**About this exercise**:
Please copy each line in the records below that contains the string "Ηλεκτρονική".
── Data under study
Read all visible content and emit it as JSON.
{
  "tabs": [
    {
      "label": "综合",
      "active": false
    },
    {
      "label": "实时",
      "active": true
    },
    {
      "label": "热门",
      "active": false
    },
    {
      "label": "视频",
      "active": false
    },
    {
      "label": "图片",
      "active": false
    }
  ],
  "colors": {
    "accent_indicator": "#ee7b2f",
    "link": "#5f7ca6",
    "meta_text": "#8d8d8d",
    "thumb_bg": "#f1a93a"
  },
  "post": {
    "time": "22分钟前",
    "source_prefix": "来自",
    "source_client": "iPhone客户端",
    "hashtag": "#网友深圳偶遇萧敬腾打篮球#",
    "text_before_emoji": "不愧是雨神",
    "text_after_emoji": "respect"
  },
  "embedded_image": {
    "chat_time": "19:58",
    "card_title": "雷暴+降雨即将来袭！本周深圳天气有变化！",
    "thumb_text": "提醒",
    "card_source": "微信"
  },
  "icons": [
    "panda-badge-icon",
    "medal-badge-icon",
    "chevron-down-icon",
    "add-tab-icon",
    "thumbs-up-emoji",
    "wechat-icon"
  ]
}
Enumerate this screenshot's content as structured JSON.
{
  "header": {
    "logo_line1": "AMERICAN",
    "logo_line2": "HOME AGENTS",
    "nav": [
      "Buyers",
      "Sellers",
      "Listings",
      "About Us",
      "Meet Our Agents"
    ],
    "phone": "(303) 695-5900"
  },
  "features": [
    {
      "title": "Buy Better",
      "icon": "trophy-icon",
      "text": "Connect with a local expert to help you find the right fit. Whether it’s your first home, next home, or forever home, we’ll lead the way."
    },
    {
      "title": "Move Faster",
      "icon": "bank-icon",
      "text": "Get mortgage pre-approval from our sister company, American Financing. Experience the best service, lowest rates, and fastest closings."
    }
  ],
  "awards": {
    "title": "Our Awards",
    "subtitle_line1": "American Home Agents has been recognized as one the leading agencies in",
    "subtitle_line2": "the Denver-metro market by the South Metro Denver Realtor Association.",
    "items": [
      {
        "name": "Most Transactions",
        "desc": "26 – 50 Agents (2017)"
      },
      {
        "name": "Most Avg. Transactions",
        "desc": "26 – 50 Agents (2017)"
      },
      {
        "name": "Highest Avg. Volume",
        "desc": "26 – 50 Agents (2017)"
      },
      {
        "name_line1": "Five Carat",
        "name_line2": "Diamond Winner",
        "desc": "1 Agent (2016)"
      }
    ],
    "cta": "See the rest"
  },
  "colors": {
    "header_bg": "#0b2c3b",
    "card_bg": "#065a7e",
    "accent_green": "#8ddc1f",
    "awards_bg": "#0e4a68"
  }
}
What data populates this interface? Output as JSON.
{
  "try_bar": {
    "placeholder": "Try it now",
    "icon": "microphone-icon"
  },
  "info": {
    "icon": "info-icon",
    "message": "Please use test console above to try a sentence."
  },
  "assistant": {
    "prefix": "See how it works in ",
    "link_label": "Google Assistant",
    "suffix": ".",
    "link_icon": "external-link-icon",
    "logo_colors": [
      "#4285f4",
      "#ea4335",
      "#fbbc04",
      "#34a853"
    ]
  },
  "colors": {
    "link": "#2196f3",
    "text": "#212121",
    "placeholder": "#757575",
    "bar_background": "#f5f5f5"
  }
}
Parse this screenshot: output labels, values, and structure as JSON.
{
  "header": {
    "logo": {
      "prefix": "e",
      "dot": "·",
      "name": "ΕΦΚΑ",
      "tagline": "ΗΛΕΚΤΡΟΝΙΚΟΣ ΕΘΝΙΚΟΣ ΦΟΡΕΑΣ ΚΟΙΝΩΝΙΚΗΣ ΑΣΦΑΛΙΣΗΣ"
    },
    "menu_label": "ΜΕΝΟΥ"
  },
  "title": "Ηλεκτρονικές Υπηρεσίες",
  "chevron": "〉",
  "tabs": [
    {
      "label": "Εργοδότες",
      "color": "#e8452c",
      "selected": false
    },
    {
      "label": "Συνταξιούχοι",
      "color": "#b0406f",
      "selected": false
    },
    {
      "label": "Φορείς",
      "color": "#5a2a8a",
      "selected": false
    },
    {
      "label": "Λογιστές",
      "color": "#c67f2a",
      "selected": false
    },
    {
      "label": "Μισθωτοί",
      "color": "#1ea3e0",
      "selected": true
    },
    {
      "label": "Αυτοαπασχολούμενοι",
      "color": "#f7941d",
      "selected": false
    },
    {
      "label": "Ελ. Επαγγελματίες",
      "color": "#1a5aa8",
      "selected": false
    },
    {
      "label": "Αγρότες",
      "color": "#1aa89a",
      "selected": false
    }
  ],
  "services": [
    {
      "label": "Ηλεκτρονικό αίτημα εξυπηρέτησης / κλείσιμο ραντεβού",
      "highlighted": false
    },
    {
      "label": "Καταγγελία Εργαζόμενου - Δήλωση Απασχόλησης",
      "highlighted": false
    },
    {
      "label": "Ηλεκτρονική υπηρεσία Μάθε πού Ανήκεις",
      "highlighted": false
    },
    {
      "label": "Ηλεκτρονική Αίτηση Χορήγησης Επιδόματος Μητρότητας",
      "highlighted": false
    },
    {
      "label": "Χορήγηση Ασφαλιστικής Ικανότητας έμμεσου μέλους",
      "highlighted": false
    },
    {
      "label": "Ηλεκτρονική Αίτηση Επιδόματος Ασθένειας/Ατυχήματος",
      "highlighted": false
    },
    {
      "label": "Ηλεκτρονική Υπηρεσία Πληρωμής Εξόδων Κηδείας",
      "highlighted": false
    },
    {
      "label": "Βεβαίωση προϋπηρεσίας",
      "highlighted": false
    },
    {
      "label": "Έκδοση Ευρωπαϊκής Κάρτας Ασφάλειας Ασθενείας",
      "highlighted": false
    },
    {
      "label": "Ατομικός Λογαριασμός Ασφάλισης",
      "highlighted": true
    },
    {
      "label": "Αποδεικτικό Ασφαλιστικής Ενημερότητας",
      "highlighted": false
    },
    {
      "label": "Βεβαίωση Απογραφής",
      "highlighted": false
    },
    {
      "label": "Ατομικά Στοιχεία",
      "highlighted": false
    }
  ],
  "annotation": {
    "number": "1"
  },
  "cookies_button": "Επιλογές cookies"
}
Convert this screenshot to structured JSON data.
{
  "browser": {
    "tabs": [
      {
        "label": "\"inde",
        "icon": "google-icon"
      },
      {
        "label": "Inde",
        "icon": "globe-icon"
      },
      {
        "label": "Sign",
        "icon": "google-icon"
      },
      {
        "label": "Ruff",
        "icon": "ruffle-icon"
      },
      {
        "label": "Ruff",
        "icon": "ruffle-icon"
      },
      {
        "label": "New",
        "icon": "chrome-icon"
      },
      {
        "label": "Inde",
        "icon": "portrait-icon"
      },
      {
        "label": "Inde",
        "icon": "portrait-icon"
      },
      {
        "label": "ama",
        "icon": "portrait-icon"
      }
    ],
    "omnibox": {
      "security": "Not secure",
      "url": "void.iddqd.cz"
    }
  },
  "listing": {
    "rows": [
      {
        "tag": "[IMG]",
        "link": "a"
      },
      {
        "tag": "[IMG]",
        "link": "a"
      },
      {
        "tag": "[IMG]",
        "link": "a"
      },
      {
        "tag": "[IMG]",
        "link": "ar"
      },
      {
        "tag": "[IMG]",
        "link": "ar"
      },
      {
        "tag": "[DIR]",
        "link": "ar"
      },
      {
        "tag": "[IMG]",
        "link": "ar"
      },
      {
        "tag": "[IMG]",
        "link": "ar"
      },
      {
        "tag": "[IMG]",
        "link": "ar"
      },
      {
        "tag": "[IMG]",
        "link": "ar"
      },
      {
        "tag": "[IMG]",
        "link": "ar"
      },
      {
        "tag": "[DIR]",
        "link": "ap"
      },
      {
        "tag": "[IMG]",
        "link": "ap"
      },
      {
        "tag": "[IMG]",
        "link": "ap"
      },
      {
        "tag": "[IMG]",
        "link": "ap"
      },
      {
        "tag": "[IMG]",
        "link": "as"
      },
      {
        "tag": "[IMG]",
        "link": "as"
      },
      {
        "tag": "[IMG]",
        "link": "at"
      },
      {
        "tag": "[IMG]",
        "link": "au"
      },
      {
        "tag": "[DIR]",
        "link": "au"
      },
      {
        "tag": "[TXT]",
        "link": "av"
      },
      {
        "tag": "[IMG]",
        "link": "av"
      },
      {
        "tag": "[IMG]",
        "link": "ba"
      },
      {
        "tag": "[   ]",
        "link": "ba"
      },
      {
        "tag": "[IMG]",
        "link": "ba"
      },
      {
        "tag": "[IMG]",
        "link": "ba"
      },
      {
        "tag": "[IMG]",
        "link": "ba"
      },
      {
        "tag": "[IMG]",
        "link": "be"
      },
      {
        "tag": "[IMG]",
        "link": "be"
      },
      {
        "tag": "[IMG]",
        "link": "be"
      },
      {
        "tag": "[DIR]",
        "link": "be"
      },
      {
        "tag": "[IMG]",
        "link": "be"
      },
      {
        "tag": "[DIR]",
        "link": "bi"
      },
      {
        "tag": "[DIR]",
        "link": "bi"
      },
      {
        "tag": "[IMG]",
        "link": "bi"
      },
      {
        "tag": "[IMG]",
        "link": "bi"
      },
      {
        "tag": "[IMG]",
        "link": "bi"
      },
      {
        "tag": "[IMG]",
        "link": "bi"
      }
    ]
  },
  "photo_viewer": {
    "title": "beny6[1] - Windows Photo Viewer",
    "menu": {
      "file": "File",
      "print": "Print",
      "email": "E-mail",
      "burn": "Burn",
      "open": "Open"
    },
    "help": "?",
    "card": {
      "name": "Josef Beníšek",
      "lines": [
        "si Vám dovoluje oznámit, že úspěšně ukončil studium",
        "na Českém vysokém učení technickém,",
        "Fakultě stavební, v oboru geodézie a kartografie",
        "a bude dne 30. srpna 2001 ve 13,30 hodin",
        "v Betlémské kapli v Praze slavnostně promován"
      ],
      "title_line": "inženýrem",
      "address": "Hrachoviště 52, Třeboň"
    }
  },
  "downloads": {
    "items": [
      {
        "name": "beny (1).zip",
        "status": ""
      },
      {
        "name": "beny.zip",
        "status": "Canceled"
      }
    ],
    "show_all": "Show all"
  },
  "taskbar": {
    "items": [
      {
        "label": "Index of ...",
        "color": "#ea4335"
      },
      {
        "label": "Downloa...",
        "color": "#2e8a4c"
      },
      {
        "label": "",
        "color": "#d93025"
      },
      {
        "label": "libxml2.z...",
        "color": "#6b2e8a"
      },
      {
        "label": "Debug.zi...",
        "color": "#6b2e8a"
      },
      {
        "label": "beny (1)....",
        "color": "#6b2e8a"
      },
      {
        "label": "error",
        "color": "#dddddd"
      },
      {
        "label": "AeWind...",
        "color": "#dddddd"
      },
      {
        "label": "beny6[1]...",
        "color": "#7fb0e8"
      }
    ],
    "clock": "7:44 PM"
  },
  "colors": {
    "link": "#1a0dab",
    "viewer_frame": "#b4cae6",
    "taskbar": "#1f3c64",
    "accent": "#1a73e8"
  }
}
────
**Exercise solution**:
      "label": "Ηλεκτρονική υπηρεσία Μάθε πού Ανήκεις",
      "label": "Ηλεκτρονική Αίτηση Χορήγησης Επιδόματος Μητρότητας",
      "label": "Ηλεκτρονική Αίτηση Επιδόματος Ασθένειας/Ατυχήματος",
      "label": "Ηλεκτρονική Υπηρεσία Πληρωμής Εξόδων Κηδείας",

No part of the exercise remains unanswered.